valueSrc<create kind='bean' valueSrc='content'>The name of an attribute whose value will be associated to the new bean (usually a scoped attribute).The name of any attribute of the tag being customized.
resolveValueAs<search kind='bean' resolveValueAs='path;bean'>Type against which the searched bean's value will be resolved.

Resolution stops on the first success.

One or a ';' separated list of the following values:
 
- javatype - java-type - java-method - url - bean - server-object - action-mapping
- property-mapping - forward - stxx-pipeline - stxx-transform
- xml-object - config-item - path - resource
scope<search kind='bean' scope='session'>Scope where to search for a bean.- page - request - session - application
<create kind='bean' scope='session'>Scope where to store the newly created bean.

In addition, since some scoped attributes used in EL expressions may be introduced by custom tags (JSTL tags for instance), it is important not to forget to configure these tags, using the CAST tags extension mechanism. Not doing so may cause resolution of the attributes to fail. The added configuration instructs the analyzer to create bean and bean properties when required by the semantic of the tag (i.e. simulation of the tag's runtime behaviour).

Default configuration is also provided for the struts-template tags library.

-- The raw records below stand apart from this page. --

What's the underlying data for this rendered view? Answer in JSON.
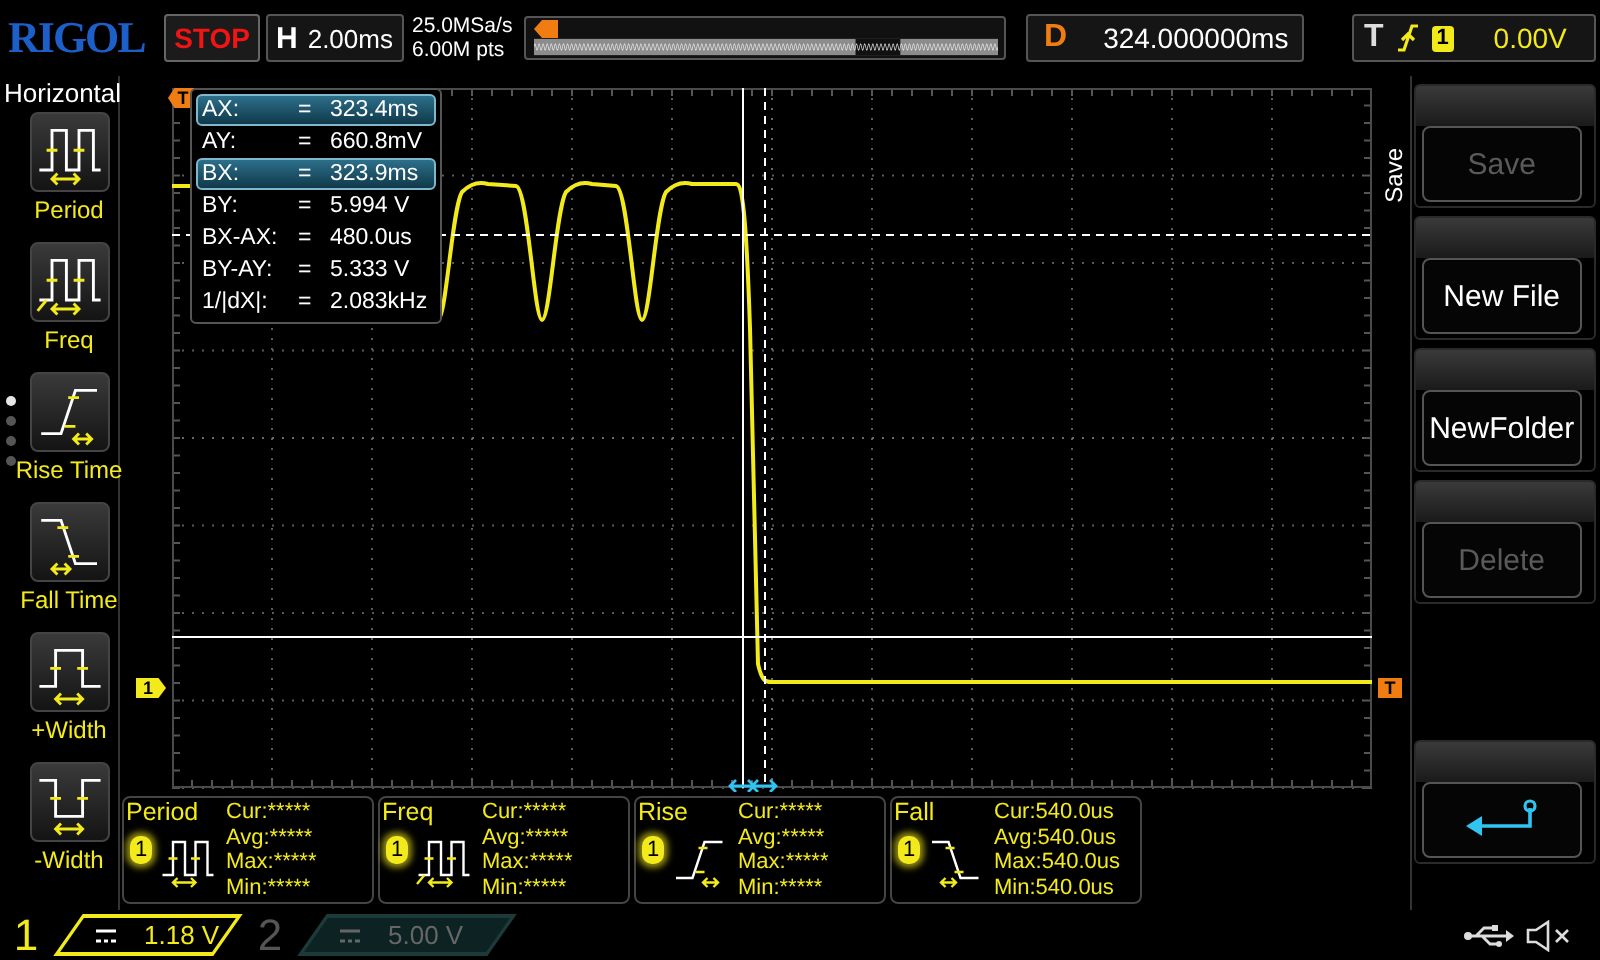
{
  "top_bar": {
    "logo": "RIGOL",
    "run_state": "STOP",
    "timebase": {
      "label": "H",
      "value": "2.00ms"
    },
    "sample_rate": "25.0MSa/s",
    "memory_depth": "6.00M pts",
    "delay": {
      "label": "D",
      "value": "324.000000ms"
    },
    "trigger": {
      "label": "T",
      "source": "1",
      "level": "0.00V"
    }
  },
  "side_menu": {
    "title": "Horizontal",
    "items": [
      {
        "label": "Period",
        "kind": "period"
      },
      {
        "label": "Freq",
        "kind": "freq"
      },
      {
        "label": "Rise Time",
        "kind": "rise"
      },
      {
        "label": "Fall Time",
        "kind": "fall"
      },
      {
        "label": "+Width",
        "kind": "pwidth"
      },
      {
        "label": "-Width",
        "kind": "nwidth"
      }
    ],
    "pages": [
      {
        "selected": true
      },
      {
        "selected": false
      },
      {
        "selected": false
      },
      {
        "selected": false
      }
    ]
  },
  "scope": {
    "trigger_position_marker": "T",
    "channel_marker": "1",
    "trigger_level_marker": "T",
    "cursor_readout": [
      {
        "label": "AX:",
        "equals": "=",
        "value": "323.4ms",
        "selected": true
      },
      {
        "label": "AY:",
        "equals": "=",
        "value": "660.8mV",
        "selected": false
      },
      {
        "label": "BX:",
        "equals": "=",
        "value": "323.9ms",
        "selected": true
      },
      {
        "label": "BY:",
        "equals": "=",
        "value": "5.994 V",
        "selected": false
      },
      {
        "label": "BX-AX:",
        "equals": "=",
        "value": "480.0us",
        "selected": false
      },
      {
        "label": "BY-AY:",
        "equals": "=",
        "value": "5.333 V",
        "selected": false
      },
      {
        "label": "1/|dX|:",
        "equals": "=",
        "value": "2.083kHz",
        "selected": false
      }
    ]
  },
  "measurements": [
    {
      "name": "Period",
      "channel": "1",
      "kind": "period",
      "stats": [
        "Cur:*****",
        "Avg:*****",
        "Max:*****",
        "Min:*****"
      ]
    },
    {
      "name": "Freq",
      "channel": "1",
      "kind": "freq",
      "stats": [
        "Cur:*****",
        "Avg:*****",
        "Max:*****",
        "Min:*****"
      ]
    },
    {
      "name": "Rise",
      "channel": "1",
      "kind": "rise",
      "stats": [
        "Cur:*****",
        "Avg:*****",
        "Max:*****",
        "Min:*****"
      ]
    },
    {
      "name": "Fall",
      "channel": "1",
      "kind": "fall",
      "stats": [
        "Cur:540.0us",
        "Avg:540.0us",
        "Max:540.0us",
        "Min:540.0us"
      ]
    }
  ],
  "right_menu": {
    "title": "Save",
    "buttons": [
      {
        "kind": "text",
        "label": "Save",
        "disabled": true
      },
      {
        "kind": "text",
        "label": "New File",
        "disabled": false
      },
      {
        "kind": "text",
        "label": "NewFolder",
        "disabled": false
      },
      {
        "kind": "text",
        "label": "Delete",
        "disabled": true
      },
      {
        "kind": "back"
      }
    ]
  },
  "bottom_bar": {
    "channels": [
      {
        "number": "1",
        "scale": "1.18 V",
        "on": true
      },
      {
        "number": "2",
        "scale": "5.00 V",
        "on": false
      }
    ]
  }
}
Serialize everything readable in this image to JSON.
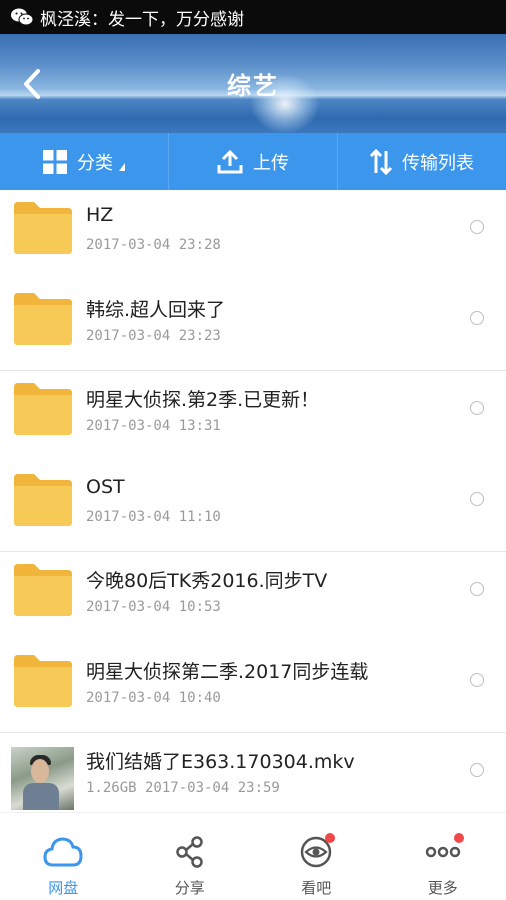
{
  "status_bar": {
    "text": "枫泾溪：发一下，万分感谢"
  },
  "header": {
    "title": "综艺"
  },
  "toolbar": {
    "category_label": "分类",
    "upload_label": "上传",
    "transfer_label": "传输列表"
  },
  "files": [
    {
      "name": "HZ",
      "meta": "2017-03-04  23:28",
      "type": "folder"
    },
    {
      "name": "韩综.超人回来了",
      "meta": "2017-03-04  23:23",
      "type": "folder"
    },
    {
      "name": "明星大侦探.第2季.已更新！",
      "meta": "2017-03-04  13:31",
      "type": "folder"
    },
    {
      "name": "OST",
      "meta": "2017-03-04  11:10",
      "type": "folder"
    },
    {
      "name": "今晚80后TK秀2016.同步TV",
      "meta": "2017-03-04  10:53",
      "type": "folder"
    },
    {
      "name": "明星大侦探第二季.2017同步连载",
      "meta": "2017-03-04  10:40",
      "type": "folder"
    },
    {
      "name": "我们结婚了E363.170304.mkv",
      "meta": "1.26GB  2017-03-04  23:59",
      "type": "video"
    }
  ],
  "bottom_nav": [
    {
      "label": "网盘",
      "icon": "cloud-icon",
      "active": true
    },
    {
      "label": "分享",
      "icon": "share-icon",
      "badge": false
    },
    {
      "label": "看吧",
      "icon": "eye-icon",
      "badge": true
    },
    {
      "label": "更多",
      "icon": "more-icon",
      "badge": true
    }
  ],
  "colors": {
    "accent": "#3c96ec",
    "folder": "#f5c24a",
    "badge": "#f04848"
  }
}
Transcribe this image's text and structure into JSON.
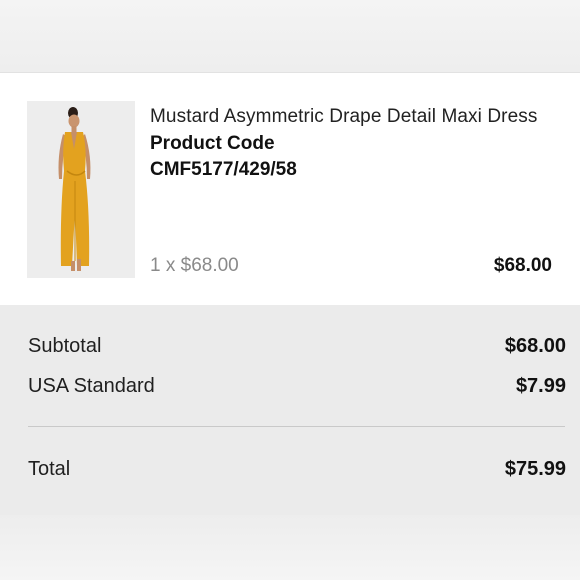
{
  "item": {
    "image_icon": "product-photo",
    "name": "Mustard Asymmetric Drape Detail Maxi Dress",
    "code_label": "Product Code",
    "code_value": "CMF5177/429/58",
    "quantity_price": "1 x $68.00",
    "line_total": "$68.00"
  },
  "summary": {
    "subtotal_label": "Subtotal",
    "subtotal_value": "$68.00",
    "shipping_label": "USA Standard",
    "shipping_value": "$7.99",
    "total_label": "Total",
    "total_value": "$75.99"
  },
  "colors": {
    "dress": "#e3a21f",
    "card_bg": "#ffffff",
    "summary_bg": "#ebebeb"
  }
}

  • If you specify the same taglib twice (i.e. once in the cast-tag.extensions.xml file and once in a .tagsextension file) an error will occur during the analysis.
  • If your own configuration is not taken into account by the J2EE Analyzer, make sure that the URI of the tag libraries are the same as those in the .tld configuration file.
  • When a java type can not be resolved, the default value "java.lang.Object" is used.
  • A java type based on an object will not be resolved if the search for the instance is not completed. If this is a bean, make sure that its scope is correct.
  • The Tiles library is handled internally and thus should not appear in the configuration file.
  • If the scope is not specified (i.e.: @scopeSrc attribute not defined), the bean is searched for in the following order:
    - page -request - session - application The first bean that is found will be retained.
  • No labels